Repeat the listing that follows, character for character, minus the pictures.
------ Excerpted data
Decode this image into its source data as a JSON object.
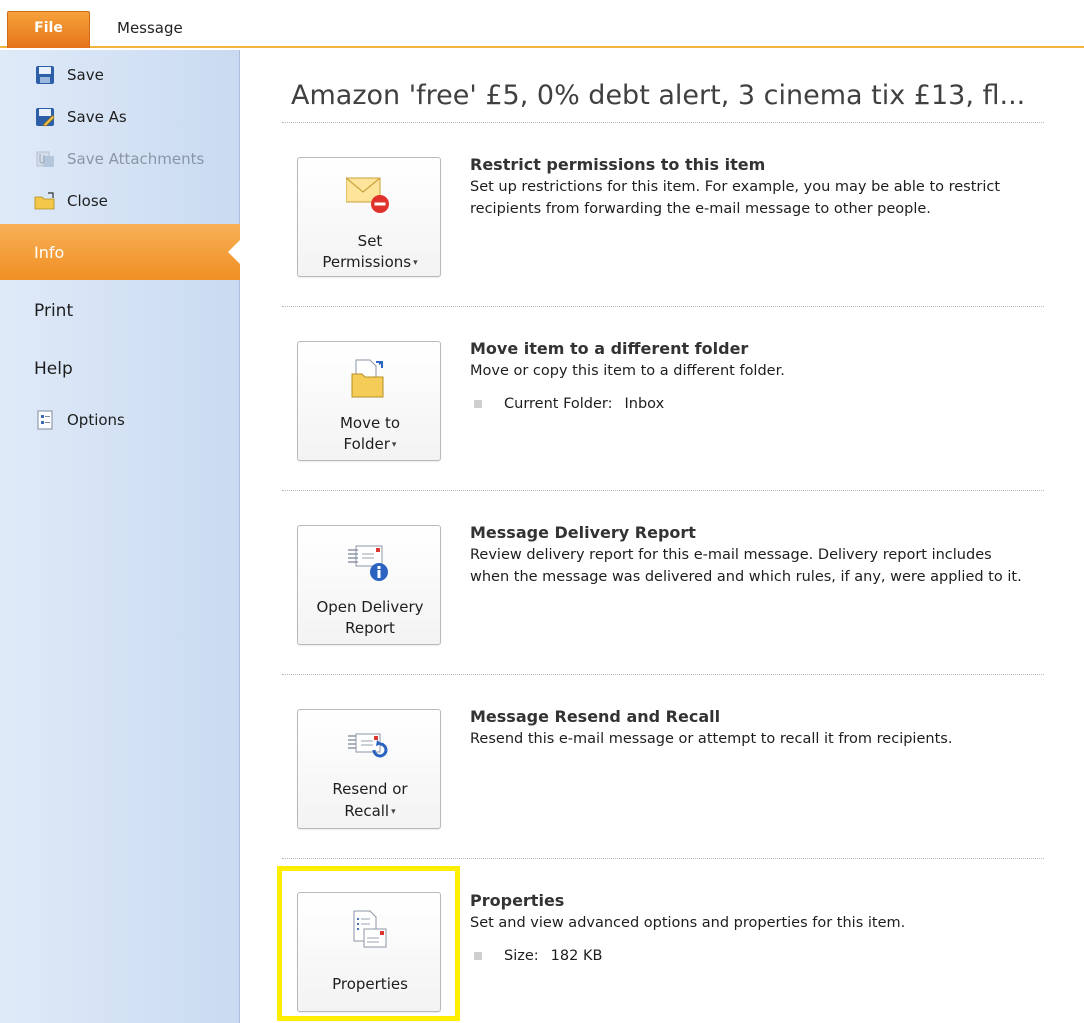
{
  "tabs": {
    "file": "File",
    "message": "Message"
  },
  "sidebar": {
    "commands": [
      {
        "label": "Save",
        "icon": "save-icon",
        "enabled": true
      },
      {
        "label": "Save As",
        "icon": "save-as-icon",
        "enabled": true
      },
      {
        "label": "Save Attachments",
        "icon": "save-attachments-icon",
        "enabled": false
      },
      {
        "label": "Close",
        "icon": "close-folder-icon",
        "enabled": true
      }
    ],
    "nav": {
      "info": "Info",
      "print": "Print",
      "help": "Help",
      "options": "Options"
    },
    "options_icon": "options-icon"
  },
  "page_title": "Amazon 'free' £5, 0% debt alert, 3 cinema tix £13, fl...",
  "sections": [
    {
      "button_line1": "Set",
      "button_line2": "Permissions",
      "button_icon": "envelope-permission-icon",
      "title": "Restrict permissions to this item",
      "description": "Set up restrictions for this item. For example, you may be able to restrict recipients from forwarding the e-mail message to other people."
    },
    {
      "button_line1": "Move to",
      "button_line2": "Folder",
      "button_icon": "move-folder-icon",
      "title": "Move item to a different folder",
      "description": "Move or copy this item to a different folder.",
      "bullet_label": "Current Folder:",
      "bullet_value": "Inbox"
    },
    {
      "button_line1": "Open Delivery",
      "button_line2": "Report",
      "button_icon": "delivery-report-icon",
      "title": "Message Delivery Report",
      "description": "Review delivery report for this e-mail message. Delivery report includes when the message was delivered and which rules, if any, were applied to it."
    },
    {
      "button_line1": "Resend or",
      "button_line2": "Recall",
      "button_icon": "resend-recall-icon",
      "title": "Message Resend and Recall",
      "description": "Resend this e-mail message or attempt to recall it from recipients."
    },
    {
      "button_line1": "Properties",
      "button_icon": "properties-icon",
      "title": "Properties",
      "description": "Set and view advanced options and properties for this item.",
      "bullet_label": "Size:",
      "bullet_value": "182 KB"
    }
  ],
  "dropdown_glyph": "▾",
  "colors": {
    "accent_orange": "#f08f24",
    "ribbon_border": "#f2b43c",
    "highlight_yellow": "#ffee00",
    "sidebar_blue": "#c9daf1"
  }
}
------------
Response area —
Decode this image into its source data as a JSON object.
{
  "tabs": {
    "file": "File",
    "message": "Message"
  },
  "sidebar": {
    "commands": [
      {
        "label": "Save",
        "icon": "save-icon",
        "enabled": true
      },
      {
        "label": "Save As",
        "icon": "save-as-icon",
        "enabled": true
      },
      {
        "label": "Save Attachments",
        "icon": "save-attachments-icon",
        "enabled": false
      },
      {
        "label": "Close",
        "icon": "close-folder-icon",
        "enabled": true
      }
    ],
    "nav": {
      "info": "Info",
      "print": "Print",
      "help": "Help",
      "options": "Options"
    },
    "options_icon": "options-icon"
  },
  "page_title": "Amazon 'free' £5, 0% debt alert, 3 cinema tix £13, fl...",
  "sections": [
    {
      "button_line1": "Set",
      "button_line2": "Permissions",
      "button_icon": "envelope-permission-icon",
      "title": "Restrict permissions to this item",
      "description": "Set up restrictions for this item. For example, you may be able to restrict recipients from forwarding the e-mail message to other people."
    },
    {
      "button_line1": "Move to",
      "button_line2": "Folder",
      "button_icon": "move-folder-icon",
      "title": "Move item to a different folder",
      "description": "Move or copy this item to a different folder.",
      "bullet_label": "Current Folder:",
      "bullet_value": "Inbox"
    },
    {
      "button_line1": "Open Delivery",
      "button_line2": "Report",
      "button_icon": "delivery-report-icon",
      "title": "Message Delivery Report",
      "description": "Review delivery report for this e-mail message. Delivery report includes when the message was delivered and which rules, if any, were applied to it."
    },
    {
      "button_line1": "Resend or",
      "button_line2": "Recall",
      "button_icon": "resend-recall-icon",
      "title": "Message Resend and Recall",
      "description": "Resend this e-mail message or attempt to recall it from recipients."
    },
    {
      "button_line1": "Properties",
      "button_icon": "properties-icon",
      "title": "Properties",
      "description": "Set and view advanced options and properties for this item.",
      "bullet_label": "Size:",
      "bullet_value": "182 KB"
    }
  ],
  "dropdown_glyph": "▾",
  "colors": {
    "accent_orange": "#f08f24",
    "ribbon_border": "#f2b43c",
    "highlight_yellow": "#ffee00",
    "sidebar_blue": "#c9daf1"
  }
}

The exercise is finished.